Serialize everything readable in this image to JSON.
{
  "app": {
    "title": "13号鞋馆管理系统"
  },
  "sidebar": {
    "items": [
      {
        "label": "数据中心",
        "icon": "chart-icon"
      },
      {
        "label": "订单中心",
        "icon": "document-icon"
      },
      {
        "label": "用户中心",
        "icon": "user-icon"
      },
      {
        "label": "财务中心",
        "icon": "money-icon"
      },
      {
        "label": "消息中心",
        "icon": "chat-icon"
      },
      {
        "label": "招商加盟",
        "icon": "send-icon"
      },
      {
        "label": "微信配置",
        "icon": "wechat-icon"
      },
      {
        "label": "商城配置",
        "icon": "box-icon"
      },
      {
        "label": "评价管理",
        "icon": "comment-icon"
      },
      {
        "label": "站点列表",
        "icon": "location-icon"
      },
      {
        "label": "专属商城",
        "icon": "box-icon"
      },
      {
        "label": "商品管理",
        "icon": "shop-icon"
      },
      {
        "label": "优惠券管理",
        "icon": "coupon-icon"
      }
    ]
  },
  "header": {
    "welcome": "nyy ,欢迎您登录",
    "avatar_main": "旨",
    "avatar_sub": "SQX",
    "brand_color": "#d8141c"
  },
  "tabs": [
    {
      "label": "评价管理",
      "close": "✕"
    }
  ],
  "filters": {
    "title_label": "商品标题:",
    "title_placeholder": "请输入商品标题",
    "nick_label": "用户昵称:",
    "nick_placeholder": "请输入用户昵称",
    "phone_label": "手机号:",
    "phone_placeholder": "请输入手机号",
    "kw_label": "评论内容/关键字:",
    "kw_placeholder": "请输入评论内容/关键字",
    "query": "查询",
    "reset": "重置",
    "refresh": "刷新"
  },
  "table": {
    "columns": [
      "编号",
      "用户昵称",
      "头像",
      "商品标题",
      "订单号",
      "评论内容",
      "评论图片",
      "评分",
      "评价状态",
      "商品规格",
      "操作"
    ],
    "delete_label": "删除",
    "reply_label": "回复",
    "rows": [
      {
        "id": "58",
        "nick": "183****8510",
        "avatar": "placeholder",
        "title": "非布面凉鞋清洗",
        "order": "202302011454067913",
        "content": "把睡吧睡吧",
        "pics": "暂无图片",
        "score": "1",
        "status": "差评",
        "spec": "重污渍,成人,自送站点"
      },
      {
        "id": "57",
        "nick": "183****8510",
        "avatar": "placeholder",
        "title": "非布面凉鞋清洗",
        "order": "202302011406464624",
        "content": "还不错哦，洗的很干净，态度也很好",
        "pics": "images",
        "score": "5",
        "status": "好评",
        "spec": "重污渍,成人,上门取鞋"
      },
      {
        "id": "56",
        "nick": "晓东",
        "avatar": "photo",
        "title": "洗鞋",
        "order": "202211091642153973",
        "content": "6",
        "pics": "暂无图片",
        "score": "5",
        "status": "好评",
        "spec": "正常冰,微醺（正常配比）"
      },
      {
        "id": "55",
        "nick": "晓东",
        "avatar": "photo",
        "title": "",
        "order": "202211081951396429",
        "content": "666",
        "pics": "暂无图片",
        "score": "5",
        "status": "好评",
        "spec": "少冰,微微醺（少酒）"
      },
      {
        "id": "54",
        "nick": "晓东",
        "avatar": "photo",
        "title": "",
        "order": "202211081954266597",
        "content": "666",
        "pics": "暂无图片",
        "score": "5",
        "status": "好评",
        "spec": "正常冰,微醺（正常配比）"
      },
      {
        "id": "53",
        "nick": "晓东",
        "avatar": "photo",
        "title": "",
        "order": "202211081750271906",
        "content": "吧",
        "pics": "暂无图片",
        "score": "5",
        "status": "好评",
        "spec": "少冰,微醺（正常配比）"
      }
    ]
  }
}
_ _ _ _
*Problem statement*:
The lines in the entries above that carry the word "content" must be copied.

*Finished task*:
        "content": "把睡吧睡吧",
        "content": "还不错哦，洗的很干净，态度也很好",
        "content": "6",
        "content": "666",
        "content": "666",
        "content": "吧",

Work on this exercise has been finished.